UK, France, Germany to hold Iran talks
The three European powers will hold talks on Iran tensions.
2 min read
30 August, 2019
The US pulled out of the nuclear deal in 2018 [Getty]

France, Germany and the UK will on Friday hold talks on ways to keep alive the troubled Iran nuclear deal and protect shipping in the Gulf.

It comes after Iran seized Western tankers in the busy shipping lane, while the US has withdrawn from a 2015 nuclear deal with Iran, and enforced tough new sanctions.

It has led to a sharp rise in tensions between the two countries, which has alarmed European powers.

European powers believe that the deal is the best way to stop Iran acquiring nuclear weapons.

Foreign ministers from the UK, France and Germany - the three European parties to the deal - will be joined by EU diplomatic chief Federica Mogherini for talks at a meeting in Helsinki.

Efforts to shield Iran's economy from the re-imposition of US sanctions have so far being unsuccessful.

The G7 summit last weekend saw Trump indicating his willingness to talk to Iran, raising hopes for the US' European allies.

Mogherini said the EU would support such a move - provided the current deal was preserved. 

UK Foreign Minister Dominic Raab said they would aim to "build on the momentum of the positive G7 talks on Iran".

Trump also indicated he might be open to meet his Iranian counterpart Hassan Rouhani and appeared he could back an idea from France that Iran be given a line of credit to help stabilise its economy.

"The nuclear deal is the only deal on the table that prevents Iran from getting a nuclear weapon and we will continue working together to encourage Iran to uphold the agreement in full," Raab said.

"We also need the broadest international support possible to tackle the threats to international shipping in the Strait of Hormuz."

The UK has joined the US' Operation Sentinel mission to protect commercial shipping through the Gulf and commercially vital Strait of Hormuz.

Mogherini on Thursday gave a cautious welcome to the idea of US-Iran talks but stressed that "first and foremost what is existing needs to be preserved" - including the 2015 deal.

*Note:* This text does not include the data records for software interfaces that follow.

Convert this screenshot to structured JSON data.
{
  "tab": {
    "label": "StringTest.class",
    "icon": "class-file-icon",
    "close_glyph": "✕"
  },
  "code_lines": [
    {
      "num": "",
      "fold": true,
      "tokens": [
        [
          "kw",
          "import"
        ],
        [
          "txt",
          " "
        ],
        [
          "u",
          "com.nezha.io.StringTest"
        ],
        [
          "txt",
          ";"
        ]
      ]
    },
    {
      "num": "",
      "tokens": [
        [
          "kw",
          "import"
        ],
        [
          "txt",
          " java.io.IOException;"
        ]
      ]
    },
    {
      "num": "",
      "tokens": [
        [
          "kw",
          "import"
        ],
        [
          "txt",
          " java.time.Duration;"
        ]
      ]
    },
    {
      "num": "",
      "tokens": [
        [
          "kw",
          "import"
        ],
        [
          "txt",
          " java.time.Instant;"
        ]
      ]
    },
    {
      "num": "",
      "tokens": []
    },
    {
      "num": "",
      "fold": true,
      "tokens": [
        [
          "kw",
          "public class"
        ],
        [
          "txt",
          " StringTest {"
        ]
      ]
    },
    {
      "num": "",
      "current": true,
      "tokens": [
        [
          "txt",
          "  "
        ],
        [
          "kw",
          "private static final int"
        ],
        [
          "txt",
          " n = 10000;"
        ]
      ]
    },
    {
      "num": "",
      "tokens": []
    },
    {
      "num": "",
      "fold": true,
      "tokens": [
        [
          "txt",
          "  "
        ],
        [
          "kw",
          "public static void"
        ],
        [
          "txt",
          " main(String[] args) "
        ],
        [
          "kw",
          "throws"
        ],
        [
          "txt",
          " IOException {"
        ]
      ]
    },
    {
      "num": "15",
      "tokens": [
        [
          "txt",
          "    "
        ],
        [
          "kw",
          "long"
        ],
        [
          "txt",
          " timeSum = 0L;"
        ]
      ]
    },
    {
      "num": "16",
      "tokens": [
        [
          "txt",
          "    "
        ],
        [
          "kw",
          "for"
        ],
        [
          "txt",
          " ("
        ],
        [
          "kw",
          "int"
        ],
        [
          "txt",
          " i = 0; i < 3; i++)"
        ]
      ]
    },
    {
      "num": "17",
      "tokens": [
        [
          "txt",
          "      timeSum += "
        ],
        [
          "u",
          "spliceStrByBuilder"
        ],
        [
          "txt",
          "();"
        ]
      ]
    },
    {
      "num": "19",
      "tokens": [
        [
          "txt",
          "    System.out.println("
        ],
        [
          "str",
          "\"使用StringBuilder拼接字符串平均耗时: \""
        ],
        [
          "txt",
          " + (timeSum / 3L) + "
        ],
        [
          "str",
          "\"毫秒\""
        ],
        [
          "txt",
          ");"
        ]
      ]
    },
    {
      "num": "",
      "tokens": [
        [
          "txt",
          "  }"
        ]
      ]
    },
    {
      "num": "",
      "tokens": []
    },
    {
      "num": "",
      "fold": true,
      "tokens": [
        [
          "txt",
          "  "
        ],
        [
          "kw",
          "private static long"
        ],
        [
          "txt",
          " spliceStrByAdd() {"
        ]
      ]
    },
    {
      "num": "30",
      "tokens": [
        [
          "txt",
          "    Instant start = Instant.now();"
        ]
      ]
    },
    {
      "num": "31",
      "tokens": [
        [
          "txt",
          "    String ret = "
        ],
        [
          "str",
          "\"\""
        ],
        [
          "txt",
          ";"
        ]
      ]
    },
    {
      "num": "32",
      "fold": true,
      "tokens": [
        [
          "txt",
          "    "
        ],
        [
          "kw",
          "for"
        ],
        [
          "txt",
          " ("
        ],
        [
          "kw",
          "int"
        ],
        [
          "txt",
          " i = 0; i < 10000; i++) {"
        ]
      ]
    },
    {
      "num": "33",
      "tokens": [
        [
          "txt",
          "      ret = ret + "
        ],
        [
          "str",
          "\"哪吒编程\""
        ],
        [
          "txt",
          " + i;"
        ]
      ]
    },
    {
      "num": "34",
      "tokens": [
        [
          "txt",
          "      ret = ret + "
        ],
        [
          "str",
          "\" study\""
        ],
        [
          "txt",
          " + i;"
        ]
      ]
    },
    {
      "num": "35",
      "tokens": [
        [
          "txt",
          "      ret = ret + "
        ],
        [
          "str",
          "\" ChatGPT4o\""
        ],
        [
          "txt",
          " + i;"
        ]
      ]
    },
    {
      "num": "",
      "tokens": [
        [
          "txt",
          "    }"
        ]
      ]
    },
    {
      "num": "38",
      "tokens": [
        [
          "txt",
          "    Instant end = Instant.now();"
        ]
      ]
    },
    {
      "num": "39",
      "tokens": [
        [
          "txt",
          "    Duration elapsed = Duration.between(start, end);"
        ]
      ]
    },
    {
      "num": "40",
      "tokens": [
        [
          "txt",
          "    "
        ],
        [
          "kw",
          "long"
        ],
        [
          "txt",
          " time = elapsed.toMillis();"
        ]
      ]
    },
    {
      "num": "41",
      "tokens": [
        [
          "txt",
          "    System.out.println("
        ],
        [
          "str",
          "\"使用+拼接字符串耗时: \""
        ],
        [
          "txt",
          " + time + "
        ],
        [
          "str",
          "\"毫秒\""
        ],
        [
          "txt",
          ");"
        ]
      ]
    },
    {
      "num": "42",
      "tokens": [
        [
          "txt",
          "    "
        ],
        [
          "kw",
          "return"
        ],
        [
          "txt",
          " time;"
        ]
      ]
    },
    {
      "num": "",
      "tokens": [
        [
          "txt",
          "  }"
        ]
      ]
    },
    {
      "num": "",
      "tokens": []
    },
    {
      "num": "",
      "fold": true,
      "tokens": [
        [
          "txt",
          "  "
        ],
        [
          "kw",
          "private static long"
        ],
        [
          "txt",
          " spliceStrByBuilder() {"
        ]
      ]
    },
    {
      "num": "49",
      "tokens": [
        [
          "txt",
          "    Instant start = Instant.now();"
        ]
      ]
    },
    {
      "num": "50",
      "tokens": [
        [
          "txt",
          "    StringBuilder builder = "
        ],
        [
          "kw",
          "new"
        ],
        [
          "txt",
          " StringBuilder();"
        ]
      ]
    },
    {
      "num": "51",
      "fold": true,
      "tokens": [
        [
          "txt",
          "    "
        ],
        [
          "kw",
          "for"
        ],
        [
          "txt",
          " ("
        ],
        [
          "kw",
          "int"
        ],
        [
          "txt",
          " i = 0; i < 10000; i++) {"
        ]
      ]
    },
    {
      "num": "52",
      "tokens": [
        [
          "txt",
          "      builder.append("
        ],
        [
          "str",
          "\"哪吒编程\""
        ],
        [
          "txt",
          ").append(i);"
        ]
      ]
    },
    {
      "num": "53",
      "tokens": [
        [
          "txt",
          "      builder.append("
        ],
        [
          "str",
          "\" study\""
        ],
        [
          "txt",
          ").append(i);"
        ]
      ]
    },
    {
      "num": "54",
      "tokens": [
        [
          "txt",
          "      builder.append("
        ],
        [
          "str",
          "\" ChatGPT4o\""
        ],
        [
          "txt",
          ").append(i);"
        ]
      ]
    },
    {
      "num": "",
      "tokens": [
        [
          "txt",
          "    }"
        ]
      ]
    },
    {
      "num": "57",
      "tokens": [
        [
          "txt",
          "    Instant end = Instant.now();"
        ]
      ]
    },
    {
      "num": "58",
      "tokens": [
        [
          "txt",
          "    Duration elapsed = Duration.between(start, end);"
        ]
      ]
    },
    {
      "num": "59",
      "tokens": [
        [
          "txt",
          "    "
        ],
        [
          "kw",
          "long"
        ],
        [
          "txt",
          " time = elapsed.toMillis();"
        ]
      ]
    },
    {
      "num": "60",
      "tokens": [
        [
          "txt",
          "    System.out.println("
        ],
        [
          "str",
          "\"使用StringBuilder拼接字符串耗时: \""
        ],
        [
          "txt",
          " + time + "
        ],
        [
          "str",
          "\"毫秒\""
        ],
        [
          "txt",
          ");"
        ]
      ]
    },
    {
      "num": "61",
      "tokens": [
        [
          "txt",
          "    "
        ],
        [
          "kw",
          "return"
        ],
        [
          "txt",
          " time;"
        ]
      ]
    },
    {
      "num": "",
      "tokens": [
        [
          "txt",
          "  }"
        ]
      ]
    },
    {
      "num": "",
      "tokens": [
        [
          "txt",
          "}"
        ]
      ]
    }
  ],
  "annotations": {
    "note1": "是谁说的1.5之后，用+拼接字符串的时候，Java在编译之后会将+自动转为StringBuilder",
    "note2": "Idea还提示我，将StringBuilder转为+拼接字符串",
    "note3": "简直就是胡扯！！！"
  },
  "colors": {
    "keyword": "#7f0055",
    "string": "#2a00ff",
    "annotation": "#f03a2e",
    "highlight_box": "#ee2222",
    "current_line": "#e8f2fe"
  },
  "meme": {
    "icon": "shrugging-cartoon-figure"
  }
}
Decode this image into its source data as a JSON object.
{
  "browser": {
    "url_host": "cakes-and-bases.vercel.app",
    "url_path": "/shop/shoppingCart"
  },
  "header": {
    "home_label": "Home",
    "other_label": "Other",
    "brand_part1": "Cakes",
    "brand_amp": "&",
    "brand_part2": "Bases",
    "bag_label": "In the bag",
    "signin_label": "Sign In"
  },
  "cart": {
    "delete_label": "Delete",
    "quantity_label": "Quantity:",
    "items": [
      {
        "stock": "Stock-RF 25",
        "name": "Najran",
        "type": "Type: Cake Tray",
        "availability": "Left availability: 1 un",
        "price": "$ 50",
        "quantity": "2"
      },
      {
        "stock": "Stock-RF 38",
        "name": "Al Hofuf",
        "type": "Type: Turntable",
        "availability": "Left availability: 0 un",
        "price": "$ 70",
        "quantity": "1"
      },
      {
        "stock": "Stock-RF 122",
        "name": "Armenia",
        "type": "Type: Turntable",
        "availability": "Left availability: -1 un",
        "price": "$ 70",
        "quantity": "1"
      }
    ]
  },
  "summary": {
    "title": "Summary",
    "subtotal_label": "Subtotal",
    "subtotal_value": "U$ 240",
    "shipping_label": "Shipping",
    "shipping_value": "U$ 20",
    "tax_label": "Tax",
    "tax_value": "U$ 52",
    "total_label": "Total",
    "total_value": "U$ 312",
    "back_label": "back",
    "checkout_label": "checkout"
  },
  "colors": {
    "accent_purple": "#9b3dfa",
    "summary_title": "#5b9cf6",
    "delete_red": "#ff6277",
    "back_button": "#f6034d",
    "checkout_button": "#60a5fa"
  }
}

In response to the US pulling out of the deal and re-imposing sanctions, Tehran has breached certain limits on its nuclear production imposed by the accord.